Microphlebectomy is a technique to remove varicose veins. Several tiny cuts are made in the skin through which the varicosed vein is removed. Stitches usually are not required.

This procedure typically does not require a stay in the hospital. It may be done in your doctor's office under light sedation with local anesthesia and may be done along with another treatment for varicose veins, including ligation and stripping, laser treatment, or radiofrequency treatment.

Radiofrequency ablation is a minimally invasive treatment for varicose veins. This technique uses radiofrequency energy to heat up and damage the wall inside a vein. This usually closes off a varicose vein in the leg.

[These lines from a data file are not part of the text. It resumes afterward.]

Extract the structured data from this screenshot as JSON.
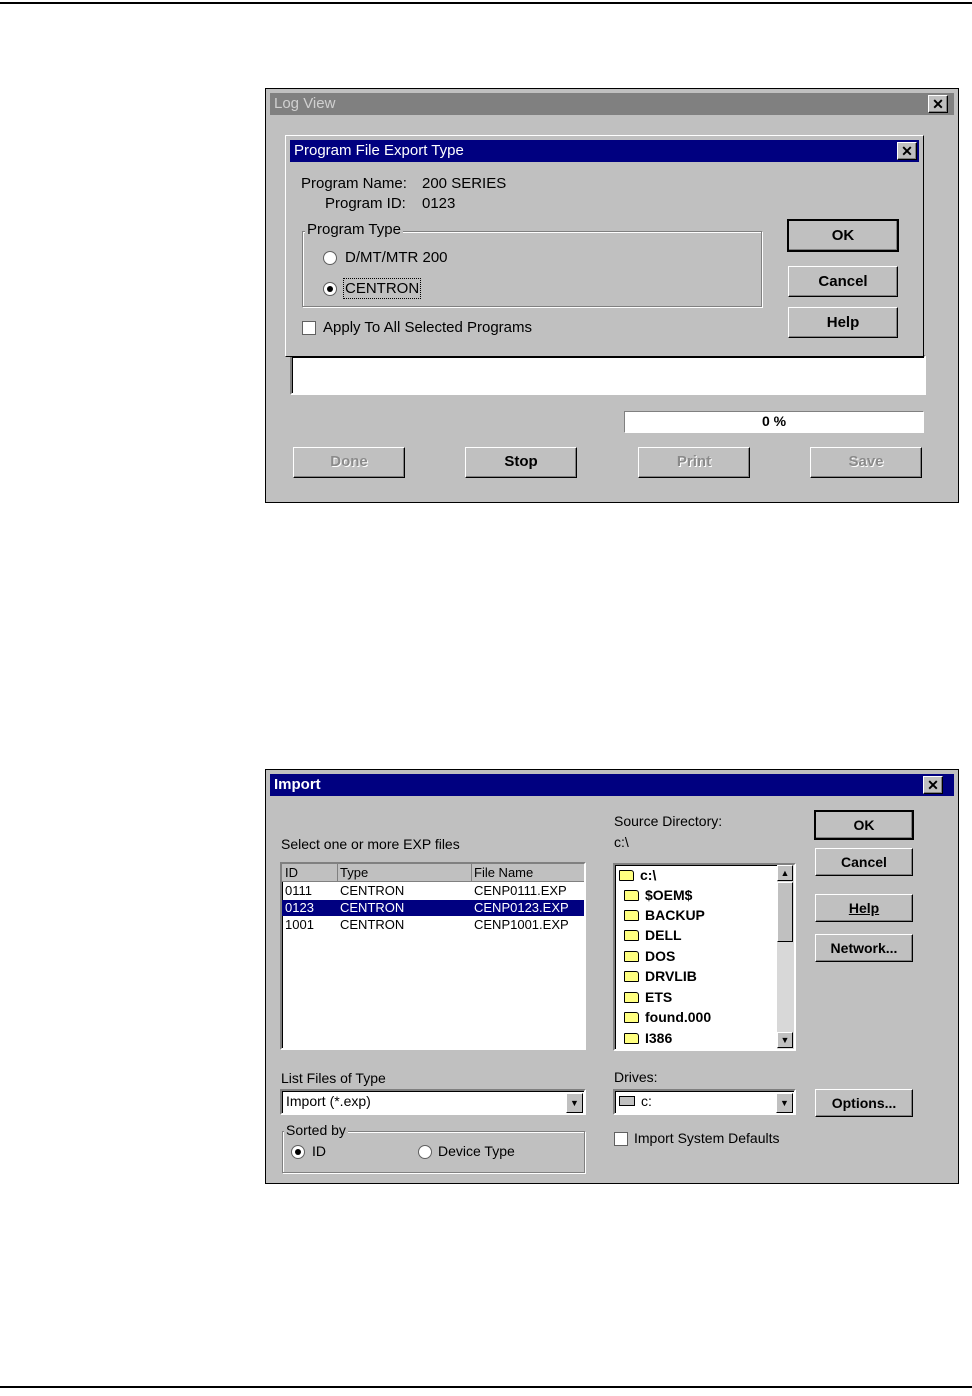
{
  "log_view": {
    "title": "Log View",
    "close": "✕",
    "progress_text": "0 %",
    "buttons": {
      "done": "Done",
      "stop": "Stop",
      "print": "Print",
      "save": "Save"
    }
  },
  "export_dialog": {
    "title": "Program File Export Type",
    "close": "✕",
    "program_name_label": "Program Name:",
    "program_name_value": "200 SERIES",
    "program_id_label": "Program ID:",
    "program_id_value": "0123",
    "program_type_label": "Program Type",
    "options": [
      {
        "label": "D/MT/MTR 200",
        "selected": false
      },
      {
        "label": "CENTRON",
        "selected": true
      }
    ],
    "apply_all_label": "Apply To All Selected Programs",
    "buttons": {
      "ok": "OK",
      "cancel": "Cancel",
      "help": "Help"
    }
  },
  "import_dialog": {
    "title": "Import",
    "close": "✕",
    "select_label": "Select one or more EXP files",
    "columns": {
      "id": "ID",
      "type": "Type",
      "file": "File Name"
    },
    "rows": [
      {
        "id": "0111",
        "type": "CENTRON",
        "file": "CENP0111.EXP",
        "selected": false
      },
      {
        "id": "0123",
        "type": "CENTRON",
        "file": "CENP0123.EXP",
        "selected": true
      },
      {
        "id": "1001",
        "type": "CENTRON",
        "file": "CENP1001.EXP",
        "selected": false
      }
    ],
    "source_dir_label": "Source Directory:",
    "source_dir_value": "c:\\",
    "dirs": [
      "c:\\",
      "$OEM$",
      "BACKUP",
      "DELL",
      "DOS",
      "DRVLIB",
      "ETS",
      "found.000",
      "I386"
    ],
    "list_type_label": "List Files of Type",
    "list_type_value": "Import (*.exp)",
    "drives_label": "Drives:",
    "drives_value": "c:",
    "sorted_by_label": "Sorted by",
    "sort_id": "ID",
    "sort_device": "Device Type",
    "import_defaults_label": "Import System Defaults",
    "buttons": {
      "ok": "OK",
      "cancel": "Cancel",
      "help": "Help",
      "network": "Network...",
      "options": "Options..."
    }
  },
  "colors": {
    "active_title": "#000080",
    "inactive_title": "#808080",
    "face": "#c0c0c0"
  }
}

To treat a varicose vein, radiofrequency energy is directed through a thin tube inserted through a small incision in the vein. It can be used on large veins in the leg and can be done in an office setting using local anesthesia or a mild sedative. You will be able to walk following the treatment and recovery is short.

After treatment, you will wear compression stockings for 1 week or more. To follow up, your doctor will use duplex ultrasound to make sure that the vein is closed.

TriVex® is a reliable and minimally invasive way to remove varicose veins. The TriVex system requires only a few small cuts, through which your surgeon passes a light that allows them to see the veins. A fiberoptic scope is passed through a second small incision, allowing the veins to be visualized and removed. 

It is performed under a light anesthetic, and patients go home about an hour after the procedure.


More ways we can help

Frequently asked questions

Yes. The foods you eat can either improve or make your varicose veins worse. Eating more colorful fruits and vegetables and high-fiber foods lead to a healthier body. Salty, fatty foods put more pressure on your veins by causing water retention.

While anyone can suffer from varicose veins, women are more likely to develop them than men. Pregnant women are at a very high risk. People with a family history of varicose veins are generally more likely to develop them.

The two are generally not related. Spider veins are caused by mild swelling and rarely stick out as much as varicose veins. They are also less painful.

Compression stockings put direct pressure onto your veins. This increases blood flow, reduces swelling and prevents blood from pooling. Before you begin wearing compression stockings, talk to your doctor about which stocking is best for you.

  • Increasing age

  • Family history

  • Pregnancy and hormonal changes

  • Obesity

  • Prolonged standing

  • Prior deep venous thrombosis

Most insurance companies cover treatments for varicose veins that are medically necessary. Any treatment for cosmetic reasons, including sclerotherapy, is not covered.